WHAT TO PRODUCE: Drop all images. Then write out each line below exactly as given.

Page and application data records
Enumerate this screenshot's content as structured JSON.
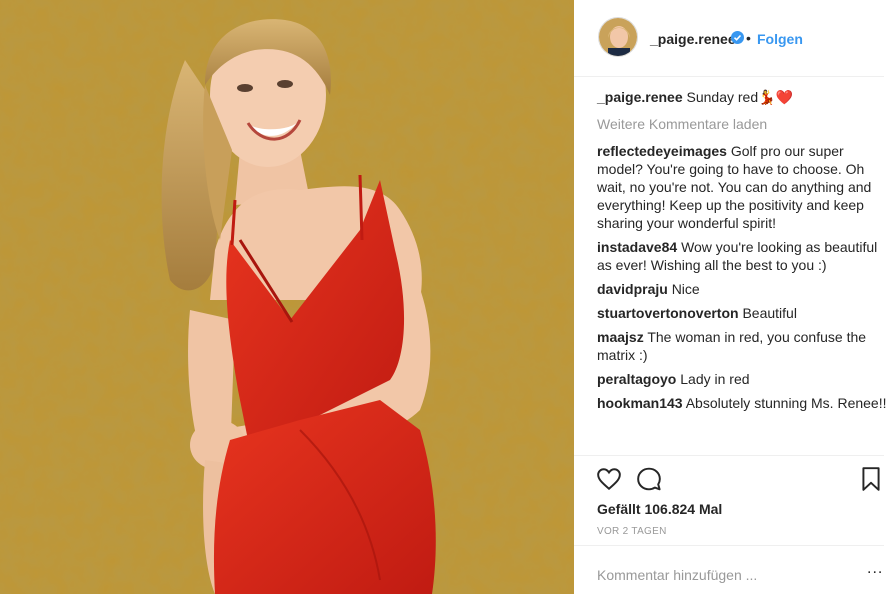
{
  "post": {
    "username": "_paige.renee",
    "separator": "•",
    "follow_label": "Folgen",
    "caption_user": "_paige.renee",
    "caption_text": "Sunday red💃❤️",
    "load_more": "Weitere Kommentare laden",
    "comments": [
      {
        "user": "reflectedeyeimages",
        "text": "Golf pro our super model? You're going to have to choose. Oh wait, no you're not. You can do anything and everything! Keep up the positivity and keep sharing your wonderful spirit!"
      },
      {
        "user": "instadave84",
        "text": "Wow you're looking as beautiful as ever! Wishing all the best to you :)"
      },
      {
        "user": "davidpraju",
        "text": "Nice"
      },
      {
        "user": "stuartovertonoverton",
        "text": "Beautiful"
      },
      {
        "user": "maajsz",
        "text": "The woman in red, you confuse the matrix :)"
      },
      {
        "user": "peraltagoyo",
        "text": "Lady in red"
      },
      {
        "user": "hookman143",
        "text": "Absolutely stunning Ms. Renee!!"
      }
    ],
    "likes": "Gefällt 106.824 Mal",
    "date": "VOR 2 TAGEN",
    "add_comment_placeholder": "Kommentar hinzufügen ...",
    "options_label": "..."
  },
  "icons": [
    "heart-icon",
    "comment-icon",
    "bookmark-icon",
    "verified-badge-icon",
    "options-icon"
  ],
  "colors": {
    "link": "#3897f0",
    "muted": "#999999",
    "wall": "#b8902f",
    "dress": "#d8281c"
  }
}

WRITTEN ANSWER:
Enumerate this screenshot's content as structured JSON.
{
  "post": {
    "username": "_paige.renee",
    "separator": "•",
    "follow_label": "Folgen",
    "caption_user": "_paige.renee",
    "caption_text": "Sunday red💃❤️",
    "load_more": "Weitere Kommentare laden",
    "comments": [
      {
        "user": "reflectedeyeimages",
        "text": "Golf pro our super model? You're going to have to choose. Oh wait, no you're not. You can do anything and everything! Keep up the positivity and keep sharing your wonderful spirit!"
      },
      {
        "user": "instadave84",
        "text": "Wow you're looking as beautiful as ever! Wishing all the best to you :)"
      },
      {
        "user": "davidpraju",
        "text": "Nice"
      },
      {
        "user": "stuartovertonoverton",
        "text": "Beautiful"
      },
      {
        "user": "maajsz",
        "text": "The woman in red, you confuse the matrix :)"
      },
      {
        "user": "peraltagoyo",
        "text": "Lady in red"
      },
      {
        "user": "hookman143",
        "text": "Absolutely stunning Ms. Renee!!"
      }
    ],
    "likes": "Gefällt 106.824 Mal",
    "date": "VOR 2 TAGEN",
    "add_comment_placeholder": "Kommentar hinzufügen ...",
    "options_label": "..."
  },
  "icons": [
    "heart-icon",
    "comment-icon",
    "bookmark-icon",
    "verified-badge-icon",
    "options-icon"
  ],
  "colors": {
    "link": "#3897f0",
    "muted": "#999999",
    "wall": "#b8902f",
    "dress": "#d8281c"
  }
}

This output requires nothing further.